(Beginning of Records for the exercise)
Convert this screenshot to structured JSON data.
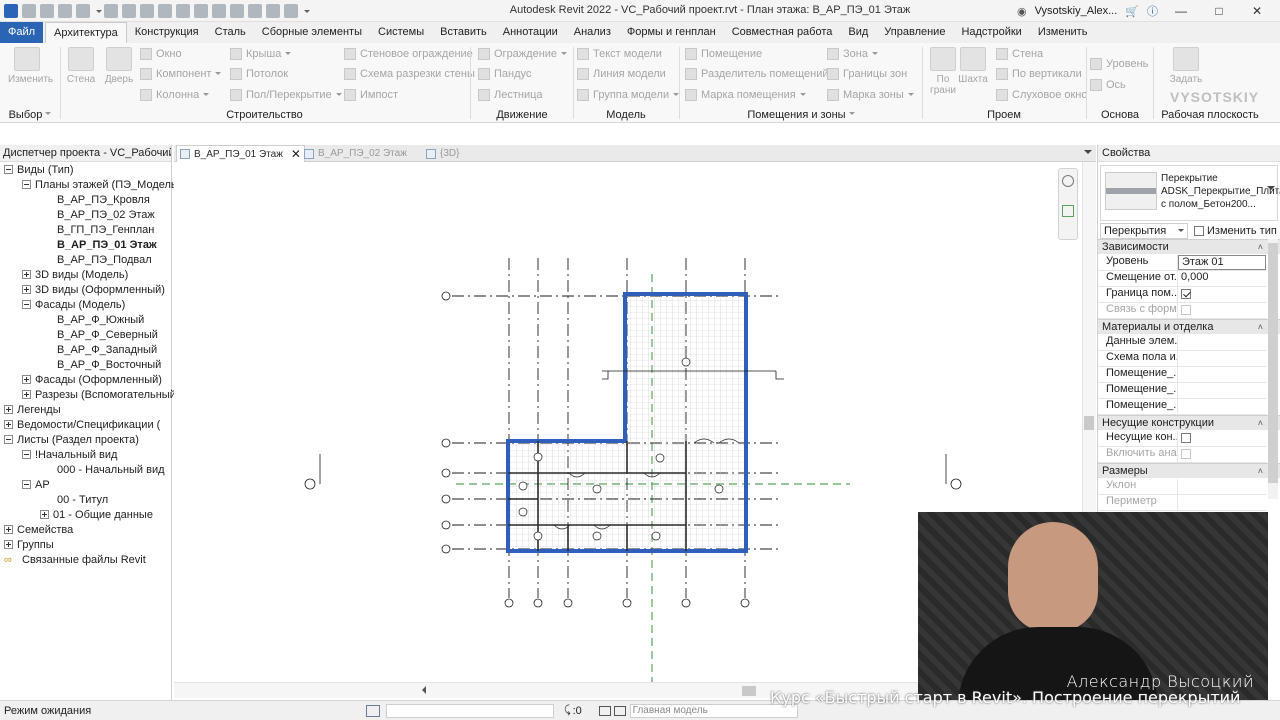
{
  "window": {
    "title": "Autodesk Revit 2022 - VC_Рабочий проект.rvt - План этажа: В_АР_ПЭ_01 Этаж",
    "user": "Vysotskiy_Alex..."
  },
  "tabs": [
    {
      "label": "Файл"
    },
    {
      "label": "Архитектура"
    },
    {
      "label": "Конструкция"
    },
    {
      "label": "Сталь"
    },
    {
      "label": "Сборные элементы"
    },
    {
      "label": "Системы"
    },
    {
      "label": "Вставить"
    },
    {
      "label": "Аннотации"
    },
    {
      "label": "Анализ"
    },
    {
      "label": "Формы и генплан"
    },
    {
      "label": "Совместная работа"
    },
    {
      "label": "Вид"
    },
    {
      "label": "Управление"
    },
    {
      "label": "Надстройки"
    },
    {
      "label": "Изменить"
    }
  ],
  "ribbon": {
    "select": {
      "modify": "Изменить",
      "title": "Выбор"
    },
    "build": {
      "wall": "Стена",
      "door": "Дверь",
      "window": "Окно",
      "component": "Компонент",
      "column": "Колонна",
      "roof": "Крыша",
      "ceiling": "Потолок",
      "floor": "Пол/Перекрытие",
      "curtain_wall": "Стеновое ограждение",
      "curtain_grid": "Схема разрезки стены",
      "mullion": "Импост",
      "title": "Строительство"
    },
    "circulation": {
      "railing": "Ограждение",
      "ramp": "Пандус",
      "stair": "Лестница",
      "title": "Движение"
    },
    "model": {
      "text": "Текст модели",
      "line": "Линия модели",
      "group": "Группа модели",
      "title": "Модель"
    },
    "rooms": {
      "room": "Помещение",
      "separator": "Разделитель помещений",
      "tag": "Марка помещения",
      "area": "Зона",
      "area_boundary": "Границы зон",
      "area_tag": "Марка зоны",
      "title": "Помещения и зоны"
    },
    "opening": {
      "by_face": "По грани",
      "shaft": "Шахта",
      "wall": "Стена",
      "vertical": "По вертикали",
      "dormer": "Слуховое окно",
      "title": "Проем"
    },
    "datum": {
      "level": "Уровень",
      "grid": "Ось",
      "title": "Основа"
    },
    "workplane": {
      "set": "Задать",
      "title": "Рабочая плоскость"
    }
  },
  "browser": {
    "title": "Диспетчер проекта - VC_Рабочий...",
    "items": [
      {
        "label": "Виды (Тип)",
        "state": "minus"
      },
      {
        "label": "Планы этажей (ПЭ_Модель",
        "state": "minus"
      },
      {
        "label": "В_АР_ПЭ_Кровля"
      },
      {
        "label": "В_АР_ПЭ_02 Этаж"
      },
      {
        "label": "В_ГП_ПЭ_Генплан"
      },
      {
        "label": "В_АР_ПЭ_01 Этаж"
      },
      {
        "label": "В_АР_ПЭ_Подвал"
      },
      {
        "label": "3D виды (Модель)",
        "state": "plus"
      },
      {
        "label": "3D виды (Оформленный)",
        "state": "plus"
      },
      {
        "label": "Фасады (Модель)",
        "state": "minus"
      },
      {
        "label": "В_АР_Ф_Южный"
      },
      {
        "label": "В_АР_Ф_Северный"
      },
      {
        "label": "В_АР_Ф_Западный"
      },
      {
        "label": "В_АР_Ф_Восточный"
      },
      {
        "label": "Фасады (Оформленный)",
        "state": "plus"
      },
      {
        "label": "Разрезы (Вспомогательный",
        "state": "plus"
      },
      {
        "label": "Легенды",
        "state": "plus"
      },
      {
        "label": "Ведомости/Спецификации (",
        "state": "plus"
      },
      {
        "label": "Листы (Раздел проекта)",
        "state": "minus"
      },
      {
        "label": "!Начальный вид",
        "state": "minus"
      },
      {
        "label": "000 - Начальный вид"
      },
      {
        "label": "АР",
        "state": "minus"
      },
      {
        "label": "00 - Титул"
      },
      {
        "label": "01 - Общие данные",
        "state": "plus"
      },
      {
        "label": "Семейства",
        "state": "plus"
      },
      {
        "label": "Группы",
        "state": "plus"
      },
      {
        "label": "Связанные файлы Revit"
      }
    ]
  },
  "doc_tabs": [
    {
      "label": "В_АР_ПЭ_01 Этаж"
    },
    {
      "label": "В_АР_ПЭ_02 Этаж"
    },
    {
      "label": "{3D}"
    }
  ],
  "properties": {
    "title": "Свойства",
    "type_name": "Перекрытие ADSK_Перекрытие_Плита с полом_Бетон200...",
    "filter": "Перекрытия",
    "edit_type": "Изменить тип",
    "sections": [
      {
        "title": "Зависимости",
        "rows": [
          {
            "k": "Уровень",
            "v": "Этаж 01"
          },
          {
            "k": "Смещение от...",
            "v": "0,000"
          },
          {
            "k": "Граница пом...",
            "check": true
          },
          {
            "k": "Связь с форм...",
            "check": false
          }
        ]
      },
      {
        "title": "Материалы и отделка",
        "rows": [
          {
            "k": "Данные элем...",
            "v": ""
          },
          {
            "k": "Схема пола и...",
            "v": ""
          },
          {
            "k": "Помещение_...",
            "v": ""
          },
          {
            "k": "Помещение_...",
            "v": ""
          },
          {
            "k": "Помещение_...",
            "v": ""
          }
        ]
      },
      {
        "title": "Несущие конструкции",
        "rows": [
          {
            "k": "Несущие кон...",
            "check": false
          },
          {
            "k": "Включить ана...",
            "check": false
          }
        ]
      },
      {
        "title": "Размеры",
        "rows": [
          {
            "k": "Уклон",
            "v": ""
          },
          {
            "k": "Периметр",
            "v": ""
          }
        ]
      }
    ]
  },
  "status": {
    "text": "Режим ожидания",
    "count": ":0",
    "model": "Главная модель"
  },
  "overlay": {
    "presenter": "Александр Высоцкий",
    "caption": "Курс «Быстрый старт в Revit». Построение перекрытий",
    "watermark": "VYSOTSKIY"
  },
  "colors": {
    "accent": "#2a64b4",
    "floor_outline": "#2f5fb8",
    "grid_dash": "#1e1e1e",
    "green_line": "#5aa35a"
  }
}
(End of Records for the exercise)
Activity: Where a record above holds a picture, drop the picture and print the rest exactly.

Solution for this exercise:
Convert this screenshot to structured JSON data.
{
  "window": {
    "title": "Autodesk Revit 2022 - VC_Рабочий проект.rvt - План этажа: В_АР_ПЭ_01 Этаж",
    "user": "Vysotskiy_Alex..."
  },
  "tabs": [
    {
      "label": "Файл"
    },
    {
      "label": "Архитектура"
    },
    {
      "label": "Конструкция"
    },
    {
      "label": "Сталь"
    },
    {
      "label": "Сборные элементы"
    },
    {
      "label": "Системы"
    },
    {
      "label": "Вставить"
    },
    {
      "label": "Аннотации"
    },
    {
      "label": "Анализ"
    },
    {
      "label": "Формы и генплан"
    },
    {
      "label": "Совместная работа"
    },
    {
      "label": "Вид"
    },
    {
      "label": "Управление"
    },
    {
      "label": "Надстройки"
    },
    {
      "label": "Изменить"
    }
  ],
  "ribbon": {
    "select": {
      "modify": "Изменить",
      "title": "Выбор"
    },
    "build": {
      "wall": "Стена",
      "door": "Дверь",
      "window": "Окно",
      "component": "Компонент",
      "column": "Колонна",
      "roof": "Крыша",
      "ceiling": "Потолок",
      "floor": "Пол/Перекрытие",
      "curtain_wall": "Стеновое ограждение",
      "curtain_grid": "Схема разрезки стены",
      "mullion": "Импост",
      "title": "Строительство"
    },
    "circulation": {
      "railing": "Ограждение",
      "ramp": "Пандус",
      "stair": "Лестница",
      "title": "Движение"
    },
    "model": {
      "text": "Текст модели",
      "line": "Линия модели",
      "group": "Группа модели",
      "title": "Модель"
    },
    "rooms": {
      "room": "Помещение",
      "separator": "Разделитель помещений",
      "tag": "Марка помещения",
      "area": "Зона",
      "area_boundary": "Границы зон",
      "area_tag": "Марка зоны",
      "title": "Помещения и зоны"
    },
    "opening": {
      "by_face": "По грани",
      "shaft": "Шахта",
      "wall": "Стена",
      "vertical": "По вертикали",
      "dormer": "Слуховое окно",
      "title": "Проем"
    },
    "datum": {
      "level": "Уровень",
      "grid": "Ось",
      "title": "Основа"
    },
    "workplane": {
      "set": "Задать",
      "title": "Рабочая плоскость"
    }
  },
  "browser": {
    "title": "Диспетчер проекта - VC_Рабочий...",
    "items": [
      {
        "label": "Виды (Тип)",
        "state": "minus"
      },
      {
        "label": "Планы этажей (ПЭ_Модель",
        "state": "minus"
      },
      {
        "label": "В_АР_ПЭ_Кровля"
      },
      {
        "label": "В_АР_ПЭ_02 Этаж"
      },
      {
        "label": "В_ГП_ПЭ_Генплан"
      },
      {
        "label": "В_АР_ПЭ_01 Этаж"
      },
      {
        "label": "В_АР_ПЭ_Подвал"
      },
      {
        "label": "3D виды (Модель)",
        "state": "plus"
      },
      {
        "label": "3D виды (Оформленный)",
        "state": "plus"
      },
      {
        "label": "Фасады (Модель)",
        "state": "minus"
      },
      {
        "label": "В_АР_Ф_Южный"
      },
      {
        "label": "В_АР_Ф_Северный"
      },
      {
        "label": "В_АР_Ф_Западный"
      },
      {
        "label": "В_АР_Ф_Восточный"
      },
      {
        "label": "Фасады (Оформленный)",
        "state": "plus"
      },
      {
        "label": "Разрезы (Вспомогательный",
        "state": "plus"
      },
      {
        "label": "Легенды",
        "state": "plus"
      },
      {
        "label": "Ведомости/Спецификации (",
        "state": "plus"
      },
      {
        "label": "Листы (Раздел проекта)",
        "state": "minus"
      },
      {
        "label": "!Начальный вид",
        "state": "minus"
      },
      {
        "label": "000 - Начальный вид"
      },
      {
        "label": "АР",
        "state": "minus"
      },
      {
        "label": "00 - Титул"
      },
      {
        "label": "01 - Общие данные",
        "state": "plus"
      },
      {
        "label": "Семейства",
        "state": "plus"
      },
      {
        "label": "Группы",
        "state": "plus"
      },
      {
        "label": "Связанные файлы Revit"
      }
    ]
  },
  "doc_tabs": [
    {
      "label": "В_АР_ПЭ_01 Этаж"
    },
    {
      "label": "В_АР_ПЭ_02 Этаж"
    },
    {
      "label": "{3D}"
    }
  ],
  "properties": {
    "title": "Свойства",
    "type_name": "Перекрытие ADSK_Перекрытие_Плита с полом_Бетон200...",
    "filter": "Перекрытия",
    "edit_type": "Изменить тип",
    "sections": [
      {
        "title": "Зависимости",
        "rows": [
          {
            "k": "Уровень",
            "v": "Этаж 01"
          },
          {
            "k": "Смещение от...",
            "v": "0,000"
          },
          {
            "k": "Граница пом...",
            "check": true
          },
          {
            "k": "Связь с форм...",
            "check": false
          }
        ]
      },
      {
        "title": "Материалы и отделка",
        "rows": [
          {
            "k": "Данные элем...",
            "v": ""
          },
          {
            "k": "Схема пола и...",
            "v": ""
          },
          {
            "k": "Помещение_...",
            "v": ""
          },
          {
            "k": "Помещение_...",
            "v": ""
          },
          {
            "k": "Помещение_...",
            "v": ""
          }
        ]
      },
      {
        "title": "Несущие конструкции",
        "rows": [
          {
            "k": "Несущие кон...",
            "check": false
          },
          {
            "k": "Включить ана...",
            "check": false
          }
        ]
      },
      {
        "title": "Размеры",
        "rows": [
          {
            "k": "Уклон",
            "v": ""
          },
          {
            "k": "Периметр",
            "v": ""
          }
        ]
      }
    ]
  },
  "status": {
    "text": "Режим ожидания",
    "count": ":0",
    "model": "Главная модель"
  },
  "overlay": {
    "presenter": "Александр Высоцкий",
    "caption": "Курс «Быстрый старт в Revit». Построение перекрытий",
    "watermark": "VYSOTSKIY"
  },
  "colors": {
    "accent": "#2a64b4",
    "floor_outline": "#2f5fb8",
    "grid_dash": "#1e1e1e",
    "green_line": "#5aa35a"
  }
}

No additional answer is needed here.